**WHAT YOU NEED TO DO**
Check each line below for the word "通知公告", then please report how many lines have it and nothing more.

Interface dataset entries
********

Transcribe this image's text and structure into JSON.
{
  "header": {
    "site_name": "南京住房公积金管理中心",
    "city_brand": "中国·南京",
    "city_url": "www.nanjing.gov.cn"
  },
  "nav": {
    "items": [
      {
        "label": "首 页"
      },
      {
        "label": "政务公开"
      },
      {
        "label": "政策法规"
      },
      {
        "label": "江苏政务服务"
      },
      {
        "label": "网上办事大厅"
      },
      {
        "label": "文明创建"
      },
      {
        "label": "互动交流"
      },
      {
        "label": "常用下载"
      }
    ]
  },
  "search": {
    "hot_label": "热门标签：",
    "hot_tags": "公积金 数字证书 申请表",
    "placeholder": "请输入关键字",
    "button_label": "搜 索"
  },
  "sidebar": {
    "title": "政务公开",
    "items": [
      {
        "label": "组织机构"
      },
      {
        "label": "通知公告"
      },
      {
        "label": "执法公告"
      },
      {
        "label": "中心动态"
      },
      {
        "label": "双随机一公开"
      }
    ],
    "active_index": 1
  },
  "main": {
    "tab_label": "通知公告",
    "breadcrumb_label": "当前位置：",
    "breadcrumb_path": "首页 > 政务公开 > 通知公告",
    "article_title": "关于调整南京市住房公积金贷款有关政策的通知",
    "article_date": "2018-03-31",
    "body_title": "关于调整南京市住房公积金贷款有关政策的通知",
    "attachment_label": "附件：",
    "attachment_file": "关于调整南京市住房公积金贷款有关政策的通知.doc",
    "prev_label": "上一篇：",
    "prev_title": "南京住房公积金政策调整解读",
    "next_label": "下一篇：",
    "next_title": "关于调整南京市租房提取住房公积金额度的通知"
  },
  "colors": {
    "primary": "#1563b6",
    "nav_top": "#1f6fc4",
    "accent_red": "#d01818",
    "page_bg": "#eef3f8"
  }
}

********

**YOUR RESPONSE**
3